What do you get when a Mexican American Artist moves to Florida? Bright colors, seascapes, florals, and Frida. Taylor Cavazos works in PR by day, and in her free time, she is either painting or enjoying the water. It is her therapy. Her endless dot-and-swirl patterns are easily recognizable and calming to look at. Most recently she was featured at a booth at 305 Day, and her current show is up at the Gallery at the Zen Zone Miami. It will wrap up at the end of May. The gallery will be open to the public to kick off her last month in the space with a day filled with live painting, mingling, and celebration, Get to know this fun, life-loving, emerging artist in the interview below, and come meet her in person May 5th!
What does your name mean?
My mother chose my name, Taylor, because she was such a dedicated James Taylor fan. Every time I hear the song “Mexico” on the radio, I can’t help but smile.
What three words would your friends or family use to describe you?
Independent, spontaneous and a tad dramatic.
What does being an artist mean to you?
For me, art is an escape. Painting endless dot-and-swirl patterns calm me, drowning out the noise of the busy world. As soon as I pick up a paintbrush, time flies. When I sit down to paint, the stress of work and life disappears and suddenly, it’s 5 hours later and I’ve created an entirely new painting! I love how my anxiety can be transcribed into a colorful acrylic painting. It’s like once the painting is done, I can finally walk away from that problem or stressor. That is until the next one comes along!
What challenges have you faced with your work?
Sometimes, I struggle to put the brush down! I’ll stay up until 2 or 3 a.m. painting, and then have to make it to my full-time job in the morning. I often am consumed by a project, so it’s tough to force myself to take it slow.
Who inspires you?
Frida Kahlo, of course! Frida was a revolutionary Mexican artist and feminist icon known for her passion and perseverance. She often painted colorful self-portraits that were also very raw and introspective. Her paintings serve as a great inspiration for my own work.
Can you describe some key “art” moments of your life? Like childhood how was art apart of it, while up North what was that like, and now being here in Miami, what has your experience been?
Before moving to Miami in 2017, I lived in Downtown Chicago and was extremely unhappy. I’d never lived in such a sprawling metropolis before and found that the combination of “big city living” and the cold winter months was too much to handle. I turned to art and found myself painting more than I’d ever painted before. I really started to solidify my style during this time: acrylic on canvas characterized by dot-and-swirl patterns.

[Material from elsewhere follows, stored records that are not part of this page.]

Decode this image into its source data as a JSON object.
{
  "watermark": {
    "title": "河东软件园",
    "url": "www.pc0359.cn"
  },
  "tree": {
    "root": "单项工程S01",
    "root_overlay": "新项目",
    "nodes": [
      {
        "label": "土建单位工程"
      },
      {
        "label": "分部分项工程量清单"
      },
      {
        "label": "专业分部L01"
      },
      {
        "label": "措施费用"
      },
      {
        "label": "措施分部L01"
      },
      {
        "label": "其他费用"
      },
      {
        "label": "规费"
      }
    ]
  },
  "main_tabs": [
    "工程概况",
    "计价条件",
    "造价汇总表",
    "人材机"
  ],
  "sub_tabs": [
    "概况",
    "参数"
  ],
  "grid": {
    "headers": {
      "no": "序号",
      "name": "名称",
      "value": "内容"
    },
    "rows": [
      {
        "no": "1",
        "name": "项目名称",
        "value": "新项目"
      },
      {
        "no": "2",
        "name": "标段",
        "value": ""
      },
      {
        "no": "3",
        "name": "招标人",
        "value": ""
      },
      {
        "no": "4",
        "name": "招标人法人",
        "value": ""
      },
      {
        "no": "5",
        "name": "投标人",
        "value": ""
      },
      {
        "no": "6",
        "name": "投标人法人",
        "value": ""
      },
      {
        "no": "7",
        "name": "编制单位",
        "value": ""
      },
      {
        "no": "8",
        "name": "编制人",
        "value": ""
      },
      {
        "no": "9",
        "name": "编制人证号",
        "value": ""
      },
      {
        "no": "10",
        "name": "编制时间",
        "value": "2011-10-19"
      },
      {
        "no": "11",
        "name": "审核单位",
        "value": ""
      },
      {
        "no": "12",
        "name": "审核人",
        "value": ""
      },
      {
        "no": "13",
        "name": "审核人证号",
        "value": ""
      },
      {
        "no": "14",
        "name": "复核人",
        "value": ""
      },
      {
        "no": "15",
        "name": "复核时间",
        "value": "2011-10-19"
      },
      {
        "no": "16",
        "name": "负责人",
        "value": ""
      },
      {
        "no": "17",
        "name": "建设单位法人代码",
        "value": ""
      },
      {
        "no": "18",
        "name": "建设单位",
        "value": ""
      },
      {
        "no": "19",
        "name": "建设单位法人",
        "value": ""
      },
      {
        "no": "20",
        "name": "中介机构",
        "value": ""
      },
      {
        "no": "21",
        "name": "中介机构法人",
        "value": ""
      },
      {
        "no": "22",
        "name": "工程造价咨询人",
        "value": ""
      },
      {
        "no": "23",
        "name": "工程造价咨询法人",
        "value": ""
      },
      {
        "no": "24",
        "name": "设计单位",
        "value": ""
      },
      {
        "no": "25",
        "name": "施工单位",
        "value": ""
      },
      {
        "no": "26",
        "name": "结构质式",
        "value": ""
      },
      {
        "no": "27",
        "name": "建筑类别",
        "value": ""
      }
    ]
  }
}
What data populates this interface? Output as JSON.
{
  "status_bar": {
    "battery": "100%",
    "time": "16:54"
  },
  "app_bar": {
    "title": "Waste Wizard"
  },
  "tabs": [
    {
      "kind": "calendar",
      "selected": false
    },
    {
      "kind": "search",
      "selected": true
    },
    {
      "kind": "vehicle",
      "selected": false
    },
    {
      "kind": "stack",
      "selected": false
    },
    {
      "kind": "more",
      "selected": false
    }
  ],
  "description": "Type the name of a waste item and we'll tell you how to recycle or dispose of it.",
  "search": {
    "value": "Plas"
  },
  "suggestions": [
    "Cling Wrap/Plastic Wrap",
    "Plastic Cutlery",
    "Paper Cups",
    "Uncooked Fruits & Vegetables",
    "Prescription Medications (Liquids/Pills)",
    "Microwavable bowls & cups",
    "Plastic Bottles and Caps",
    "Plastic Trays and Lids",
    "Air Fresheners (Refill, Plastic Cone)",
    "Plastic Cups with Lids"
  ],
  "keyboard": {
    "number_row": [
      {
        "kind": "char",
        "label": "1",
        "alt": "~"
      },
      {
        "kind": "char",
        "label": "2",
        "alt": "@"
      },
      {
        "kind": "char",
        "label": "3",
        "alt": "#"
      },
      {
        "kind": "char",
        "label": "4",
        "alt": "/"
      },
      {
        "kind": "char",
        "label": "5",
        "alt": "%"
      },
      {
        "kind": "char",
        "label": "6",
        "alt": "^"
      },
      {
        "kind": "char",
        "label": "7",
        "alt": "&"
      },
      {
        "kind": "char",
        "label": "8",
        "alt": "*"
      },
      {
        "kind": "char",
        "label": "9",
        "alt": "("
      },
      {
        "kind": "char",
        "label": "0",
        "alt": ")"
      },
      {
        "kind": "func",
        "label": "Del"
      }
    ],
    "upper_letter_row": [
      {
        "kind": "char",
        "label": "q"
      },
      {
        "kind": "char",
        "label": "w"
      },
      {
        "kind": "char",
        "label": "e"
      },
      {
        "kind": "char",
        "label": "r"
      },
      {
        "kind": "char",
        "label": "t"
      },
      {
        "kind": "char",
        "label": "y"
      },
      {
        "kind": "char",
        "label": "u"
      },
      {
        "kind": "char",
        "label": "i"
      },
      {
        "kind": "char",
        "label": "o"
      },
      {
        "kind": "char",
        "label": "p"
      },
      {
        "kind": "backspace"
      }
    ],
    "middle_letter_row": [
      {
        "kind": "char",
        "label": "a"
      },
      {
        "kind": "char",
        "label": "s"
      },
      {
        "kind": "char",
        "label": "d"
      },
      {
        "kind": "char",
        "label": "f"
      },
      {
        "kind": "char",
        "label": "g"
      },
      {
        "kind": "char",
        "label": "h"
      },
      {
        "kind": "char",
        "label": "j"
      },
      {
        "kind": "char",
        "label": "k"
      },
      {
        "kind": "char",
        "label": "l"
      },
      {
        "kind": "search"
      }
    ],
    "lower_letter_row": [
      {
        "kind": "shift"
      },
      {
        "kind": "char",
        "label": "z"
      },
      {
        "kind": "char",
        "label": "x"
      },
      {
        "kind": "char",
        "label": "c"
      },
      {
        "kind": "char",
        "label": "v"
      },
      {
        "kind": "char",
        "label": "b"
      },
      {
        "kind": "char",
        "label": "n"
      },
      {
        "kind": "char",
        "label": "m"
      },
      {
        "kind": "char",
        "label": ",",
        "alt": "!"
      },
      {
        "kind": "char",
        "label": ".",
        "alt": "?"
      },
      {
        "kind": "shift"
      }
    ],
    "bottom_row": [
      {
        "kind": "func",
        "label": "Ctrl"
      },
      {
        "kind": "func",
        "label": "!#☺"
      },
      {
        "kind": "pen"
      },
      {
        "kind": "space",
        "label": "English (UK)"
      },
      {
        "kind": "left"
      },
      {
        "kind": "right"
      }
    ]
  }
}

What a great moment that must have been!
I was elated that I finally found my artistic style. I was settling on my vision for my work and was excited to show the world. I signed up for countless flea markets and art fairs, but Chicagoans struggled to connect with my pieces. I wasn’t selling much. Probably because I was selling seascape paintings in the middle of a Chicago winter… Now, I find that Miami- with its vibrant, colorful environment- is more open to my work. I’m eager to see where this city takes me.
What advice would you give to someone wanting to “be an artist?”
Just start painting! Every piece you complete is part of a greater, larger portfolio and you just have to start somewhere. Some artists get so stuck on what their “identifier” or their “style” is going to be, that it inhibits them from actually diving into their work. Color, draw, sketch, paint, whatever it may be- just get in there!
Where can we find you on your day off?
You can find me snorkeling, swimming or surfing at many of South Florida’s gorgeous beaches. I often travel to Key Largo or Key Biscayne- anywhere where I can dive into the water!
How do you want people to feel when they see your work?
The most common response I get when people view my work is, “Wow! You’re patient,” or “Woah, how long did this take you?” People tend to be taken back by the detail in my art, but that’s the reaction I’m after!
What is the biggest problem in our world today and how do we solve it?
The biggest problem in our world today is a lack of interpersonal connection due to social media. I have a 19-year-old brother, and I find he turns to Instagram and Twitter for self-approval. Social media can connect us to people all over the world, but it can also tear us apart. For this reason, I value art and the artistic process even more. I feel so grateful to have a hobby that forces me to disconnect and be creative without a smartphone.